On the ground the engineers could no longer see Yeager. They could only hear … that poker-hollow West Virginia drawl.

Had a mild buffet there … jes the usual instability …

Jes the usual instability?

Then the X-1 reached the speed of .96 Mach, and that incredible caint-hardlyin’ aw-shuckin’ drawl said:

Say, Ridley … make a note here, will ya? (if you ain’t got nothin’ better to do) "… elevator effectiveness _re_gained."

Just as Yeager had predicted, as the X-1 approached Mach 1, the stability improved. Yeager had his eyes pinned on the machometer. The needle reached .96, fluctuated, and went off the scale.

And on the ground they heard … that voice:

Say, Ridley … make another note, will ya? (if you ain’t bored yet) … there’s somethin’ wrong with this ol’ machometer … (faint chuckle) …it’s gone kinda screwy on me…

Do we hear anything about how this structure replicates that opening of the piece? Nope. Do we consider that incredible caint-hardlyin’ aw-shuckin’ description? Well, most readers do. But the annotators don’t mention it. The four or more voices? Nope. They just mention two [10].

The point of view shifts back and forth between Yeager and the ground engineers. Since they can no longer see Yeager, Wolfe gives us their exchange. He begins with Yeager’s voice.

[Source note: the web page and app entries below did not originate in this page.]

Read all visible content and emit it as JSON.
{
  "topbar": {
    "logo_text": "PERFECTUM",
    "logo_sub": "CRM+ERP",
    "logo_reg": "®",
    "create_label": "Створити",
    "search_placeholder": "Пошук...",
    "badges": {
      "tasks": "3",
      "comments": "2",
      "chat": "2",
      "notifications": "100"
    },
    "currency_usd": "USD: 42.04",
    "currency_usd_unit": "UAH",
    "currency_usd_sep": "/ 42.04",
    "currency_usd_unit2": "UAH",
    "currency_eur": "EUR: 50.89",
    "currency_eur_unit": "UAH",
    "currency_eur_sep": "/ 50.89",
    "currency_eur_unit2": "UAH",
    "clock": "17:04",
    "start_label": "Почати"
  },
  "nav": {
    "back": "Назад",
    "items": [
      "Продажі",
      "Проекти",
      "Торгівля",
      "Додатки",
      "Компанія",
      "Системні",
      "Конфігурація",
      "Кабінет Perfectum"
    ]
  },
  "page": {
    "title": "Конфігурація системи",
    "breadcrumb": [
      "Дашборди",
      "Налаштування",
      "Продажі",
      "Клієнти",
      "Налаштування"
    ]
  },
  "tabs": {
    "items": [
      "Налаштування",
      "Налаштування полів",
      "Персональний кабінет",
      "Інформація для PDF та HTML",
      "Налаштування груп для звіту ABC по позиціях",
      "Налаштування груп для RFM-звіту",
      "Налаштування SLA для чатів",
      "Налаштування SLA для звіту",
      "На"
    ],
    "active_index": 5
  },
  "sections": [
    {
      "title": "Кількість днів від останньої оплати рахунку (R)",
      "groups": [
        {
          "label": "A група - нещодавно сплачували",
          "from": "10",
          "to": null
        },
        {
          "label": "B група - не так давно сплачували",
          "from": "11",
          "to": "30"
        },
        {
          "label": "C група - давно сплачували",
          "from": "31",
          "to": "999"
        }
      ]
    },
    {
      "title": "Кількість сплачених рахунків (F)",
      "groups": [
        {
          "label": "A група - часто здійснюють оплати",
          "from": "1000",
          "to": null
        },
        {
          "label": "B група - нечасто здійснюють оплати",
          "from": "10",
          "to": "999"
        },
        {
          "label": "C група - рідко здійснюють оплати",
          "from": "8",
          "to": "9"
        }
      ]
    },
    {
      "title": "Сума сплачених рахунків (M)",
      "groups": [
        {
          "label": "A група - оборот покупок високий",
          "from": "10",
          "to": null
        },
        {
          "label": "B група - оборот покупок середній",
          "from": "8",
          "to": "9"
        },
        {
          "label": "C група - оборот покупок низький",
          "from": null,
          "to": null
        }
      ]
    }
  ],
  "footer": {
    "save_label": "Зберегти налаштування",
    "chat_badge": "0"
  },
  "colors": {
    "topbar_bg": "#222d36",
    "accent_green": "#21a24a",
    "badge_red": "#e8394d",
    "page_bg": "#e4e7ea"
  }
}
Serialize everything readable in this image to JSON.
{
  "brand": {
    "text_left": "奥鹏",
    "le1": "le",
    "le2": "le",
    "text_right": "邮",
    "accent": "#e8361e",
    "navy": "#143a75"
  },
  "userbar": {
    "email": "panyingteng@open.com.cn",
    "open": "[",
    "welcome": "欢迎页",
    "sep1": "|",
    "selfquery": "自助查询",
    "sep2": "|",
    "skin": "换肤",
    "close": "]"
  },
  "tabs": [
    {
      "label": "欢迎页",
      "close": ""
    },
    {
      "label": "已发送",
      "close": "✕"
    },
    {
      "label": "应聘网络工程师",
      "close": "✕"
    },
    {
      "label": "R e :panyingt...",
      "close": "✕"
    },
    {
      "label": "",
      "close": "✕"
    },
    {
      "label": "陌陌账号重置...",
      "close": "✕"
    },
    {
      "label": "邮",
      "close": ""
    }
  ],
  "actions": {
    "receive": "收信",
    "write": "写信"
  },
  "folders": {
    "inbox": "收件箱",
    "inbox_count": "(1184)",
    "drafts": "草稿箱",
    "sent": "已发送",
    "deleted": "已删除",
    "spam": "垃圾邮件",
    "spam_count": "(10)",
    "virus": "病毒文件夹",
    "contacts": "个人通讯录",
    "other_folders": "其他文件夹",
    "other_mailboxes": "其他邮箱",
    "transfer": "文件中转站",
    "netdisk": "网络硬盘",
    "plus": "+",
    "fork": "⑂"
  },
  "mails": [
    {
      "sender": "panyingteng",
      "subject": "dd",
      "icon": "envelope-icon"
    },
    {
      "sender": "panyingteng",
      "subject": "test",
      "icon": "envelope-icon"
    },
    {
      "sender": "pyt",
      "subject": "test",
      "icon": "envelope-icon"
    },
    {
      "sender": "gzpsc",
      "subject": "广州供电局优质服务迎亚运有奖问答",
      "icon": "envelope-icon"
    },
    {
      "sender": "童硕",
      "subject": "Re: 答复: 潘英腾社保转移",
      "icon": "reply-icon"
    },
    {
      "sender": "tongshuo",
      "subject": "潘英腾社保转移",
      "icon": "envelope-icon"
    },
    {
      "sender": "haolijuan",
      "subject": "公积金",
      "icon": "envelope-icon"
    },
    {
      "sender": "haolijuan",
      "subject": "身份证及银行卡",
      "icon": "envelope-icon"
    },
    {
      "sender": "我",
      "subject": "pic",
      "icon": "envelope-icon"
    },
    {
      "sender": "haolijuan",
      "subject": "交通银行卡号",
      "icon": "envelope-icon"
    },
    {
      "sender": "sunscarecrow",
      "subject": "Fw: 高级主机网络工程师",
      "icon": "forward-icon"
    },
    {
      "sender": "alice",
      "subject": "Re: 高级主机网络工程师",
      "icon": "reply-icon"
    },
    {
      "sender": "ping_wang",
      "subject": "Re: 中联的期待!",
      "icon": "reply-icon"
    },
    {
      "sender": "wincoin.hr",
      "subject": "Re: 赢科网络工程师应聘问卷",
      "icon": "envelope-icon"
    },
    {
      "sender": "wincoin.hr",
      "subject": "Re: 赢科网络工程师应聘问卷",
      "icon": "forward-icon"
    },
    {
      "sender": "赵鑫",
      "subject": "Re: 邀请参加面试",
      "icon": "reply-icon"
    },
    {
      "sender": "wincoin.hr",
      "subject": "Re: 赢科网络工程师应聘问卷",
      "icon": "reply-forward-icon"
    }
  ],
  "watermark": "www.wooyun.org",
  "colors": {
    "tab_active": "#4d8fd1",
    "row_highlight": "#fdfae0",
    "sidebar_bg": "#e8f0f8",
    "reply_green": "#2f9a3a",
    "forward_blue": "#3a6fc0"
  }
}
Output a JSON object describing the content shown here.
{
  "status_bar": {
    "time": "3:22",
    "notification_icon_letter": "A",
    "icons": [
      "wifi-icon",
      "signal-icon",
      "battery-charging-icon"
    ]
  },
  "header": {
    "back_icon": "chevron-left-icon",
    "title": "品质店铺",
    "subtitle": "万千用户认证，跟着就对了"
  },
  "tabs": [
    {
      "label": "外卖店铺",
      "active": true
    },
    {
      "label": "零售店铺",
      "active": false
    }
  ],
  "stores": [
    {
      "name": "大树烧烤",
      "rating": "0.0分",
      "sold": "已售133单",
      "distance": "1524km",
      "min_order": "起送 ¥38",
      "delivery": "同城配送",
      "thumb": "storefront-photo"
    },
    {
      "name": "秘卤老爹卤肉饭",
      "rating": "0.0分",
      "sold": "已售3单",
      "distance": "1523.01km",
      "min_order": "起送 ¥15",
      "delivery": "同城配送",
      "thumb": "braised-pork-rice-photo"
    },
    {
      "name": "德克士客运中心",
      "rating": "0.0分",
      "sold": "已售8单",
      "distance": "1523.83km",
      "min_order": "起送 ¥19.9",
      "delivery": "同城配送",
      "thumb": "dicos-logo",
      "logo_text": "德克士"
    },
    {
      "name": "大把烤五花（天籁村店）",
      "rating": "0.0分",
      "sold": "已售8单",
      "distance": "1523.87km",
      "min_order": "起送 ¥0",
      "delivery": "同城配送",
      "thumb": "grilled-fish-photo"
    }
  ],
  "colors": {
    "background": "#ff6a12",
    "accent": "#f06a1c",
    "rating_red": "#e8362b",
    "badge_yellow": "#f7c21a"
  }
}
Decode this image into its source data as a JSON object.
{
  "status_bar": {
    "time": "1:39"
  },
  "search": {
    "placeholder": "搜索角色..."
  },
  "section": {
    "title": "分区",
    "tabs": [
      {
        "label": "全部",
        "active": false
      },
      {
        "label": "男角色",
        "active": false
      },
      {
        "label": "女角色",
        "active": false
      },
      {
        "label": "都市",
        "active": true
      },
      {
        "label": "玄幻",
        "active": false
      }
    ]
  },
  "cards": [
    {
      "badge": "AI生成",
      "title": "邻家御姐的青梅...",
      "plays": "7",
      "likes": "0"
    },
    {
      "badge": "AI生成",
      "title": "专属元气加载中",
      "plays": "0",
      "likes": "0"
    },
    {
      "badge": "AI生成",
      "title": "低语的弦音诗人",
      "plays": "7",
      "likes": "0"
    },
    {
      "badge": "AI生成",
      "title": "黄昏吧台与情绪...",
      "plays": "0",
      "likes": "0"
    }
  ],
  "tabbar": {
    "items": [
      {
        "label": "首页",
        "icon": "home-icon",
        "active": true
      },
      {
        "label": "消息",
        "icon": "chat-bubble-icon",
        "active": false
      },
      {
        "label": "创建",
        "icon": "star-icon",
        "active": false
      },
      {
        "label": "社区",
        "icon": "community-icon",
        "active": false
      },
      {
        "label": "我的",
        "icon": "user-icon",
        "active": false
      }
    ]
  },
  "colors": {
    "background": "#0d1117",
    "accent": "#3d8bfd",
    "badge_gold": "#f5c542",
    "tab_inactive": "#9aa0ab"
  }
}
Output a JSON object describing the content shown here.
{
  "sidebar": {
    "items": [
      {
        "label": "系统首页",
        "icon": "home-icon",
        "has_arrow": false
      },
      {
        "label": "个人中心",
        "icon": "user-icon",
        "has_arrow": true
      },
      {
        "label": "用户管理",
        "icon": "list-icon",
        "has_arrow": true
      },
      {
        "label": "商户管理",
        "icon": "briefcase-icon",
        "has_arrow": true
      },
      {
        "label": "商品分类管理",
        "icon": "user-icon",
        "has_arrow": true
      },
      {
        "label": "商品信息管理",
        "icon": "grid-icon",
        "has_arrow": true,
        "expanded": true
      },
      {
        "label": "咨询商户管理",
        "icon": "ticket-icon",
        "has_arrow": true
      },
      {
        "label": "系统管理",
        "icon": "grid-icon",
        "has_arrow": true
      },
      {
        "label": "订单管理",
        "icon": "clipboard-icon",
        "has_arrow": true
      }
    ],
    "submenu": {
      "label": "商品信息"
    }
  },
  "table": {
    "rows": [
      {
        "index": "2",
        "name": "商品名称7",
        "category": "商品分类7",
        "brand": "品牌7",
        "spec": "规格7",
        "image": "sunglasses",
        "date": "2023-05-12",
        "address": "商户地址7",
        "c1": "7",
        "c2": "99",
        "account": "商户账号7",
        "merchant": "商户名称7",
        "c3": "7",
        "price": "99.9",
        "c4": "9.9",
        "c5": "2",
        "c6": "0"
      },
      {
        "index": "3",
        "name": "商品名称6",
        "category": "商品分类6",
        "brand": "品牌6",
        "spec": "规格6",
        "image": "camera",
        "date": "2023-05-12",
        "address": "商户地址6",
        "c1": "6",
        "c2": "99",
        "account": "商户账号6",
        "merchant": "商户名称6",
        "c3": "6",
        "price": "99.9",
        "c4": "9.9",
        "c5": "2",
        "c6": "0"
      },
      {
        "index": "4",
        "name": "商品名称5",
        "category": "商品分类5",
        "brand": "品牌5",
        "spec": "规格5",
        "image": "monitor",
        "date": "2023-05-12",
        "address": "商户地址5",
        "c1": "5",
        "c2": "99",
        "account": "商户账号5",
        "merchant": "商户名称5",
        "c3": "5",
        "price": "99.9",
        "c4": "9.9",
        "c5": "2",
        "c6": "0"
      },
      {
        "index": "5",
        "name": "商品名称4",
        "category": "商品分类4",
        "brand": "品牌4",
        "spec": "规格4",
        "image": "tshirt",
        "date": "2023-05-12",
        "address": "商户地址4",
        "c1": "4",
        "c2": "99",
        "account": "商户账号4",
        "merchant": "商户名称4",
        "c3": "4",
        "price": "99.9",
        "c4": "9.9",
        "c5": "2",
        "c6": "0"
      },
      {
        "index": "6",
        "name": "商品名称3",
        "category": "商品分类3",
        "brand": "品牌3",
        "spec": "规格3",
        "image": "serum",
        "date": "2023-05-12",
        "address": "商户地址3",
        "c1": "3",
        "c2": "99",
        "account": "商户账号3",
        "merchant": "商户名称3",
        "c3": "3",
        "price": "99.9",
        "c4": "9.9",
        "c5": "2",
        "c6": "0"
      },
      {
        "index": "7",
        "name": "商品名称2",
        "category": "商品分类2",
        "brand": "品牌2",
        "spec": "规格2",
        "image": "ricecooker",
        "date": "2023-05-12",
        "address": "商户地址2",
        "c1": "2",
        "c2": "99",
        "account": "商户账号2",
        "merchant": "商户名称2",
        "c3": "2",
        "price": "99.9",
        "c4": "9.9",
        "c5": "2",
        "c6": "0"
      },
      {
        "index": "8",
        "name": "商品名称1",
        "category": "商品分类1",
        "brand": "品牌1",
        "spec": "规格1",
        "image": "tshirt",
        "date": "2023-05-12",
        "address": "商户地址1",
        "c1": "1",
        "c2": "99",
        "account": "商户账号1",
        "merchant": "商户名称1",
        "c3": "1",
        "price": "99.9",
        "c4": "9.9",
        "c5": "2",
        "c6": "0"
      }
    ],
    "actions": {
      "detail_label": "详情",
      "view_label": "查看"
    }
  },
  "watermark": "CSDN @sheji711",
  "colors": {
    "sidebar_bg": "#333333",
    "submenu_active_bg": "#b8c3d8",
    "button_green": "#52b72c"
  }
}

I don’t think I can go on any further. As I said, reading this version made me scream. I wonder if I’m alone in feeling that way. And I wonder if Prof. S. did that intentionally.

At least there was a lot more for us to talk about.

I could do a whole course on this piece. - R.S.

Postscript: I’m pretty sure the Wolfe piece first appeared in Esquire as Big Daddy Of the Skies. I wonder why we don’t use that version. I wonder why the book doesn’t.

[1] Or perhaps to have read it again. I have a vague recollection of having read it when it first came out.

[2] I didn’t think Wolfe traditionally made much use of footnotes.

[3] I think you mean figuratively.

[4] No, I mean literally. The sentences break apart and fall back together, with fragments manipulated and joined in multiple ways.

[5] The town has since become famous as the source of a language used by certain categories of interweb denizens.

[6] Just in case it’s not clear, the you is intended for the footnoters, not Prof. S.

[7] I would argue that Wolfe is intentionally pulling back in his style here, working toward something closer to the old journalism.

[8] Not that long sentences are a surprise.

[9] I realize that I’ve previously used the block quotes for footnotes. In this case, it seems better to use it for the eight or so paragraphettes from Wolfe’s piece.

[10] Yeah, I’m switching back to block quotes for footnotes.

Version 1.0 of 2020-04-14.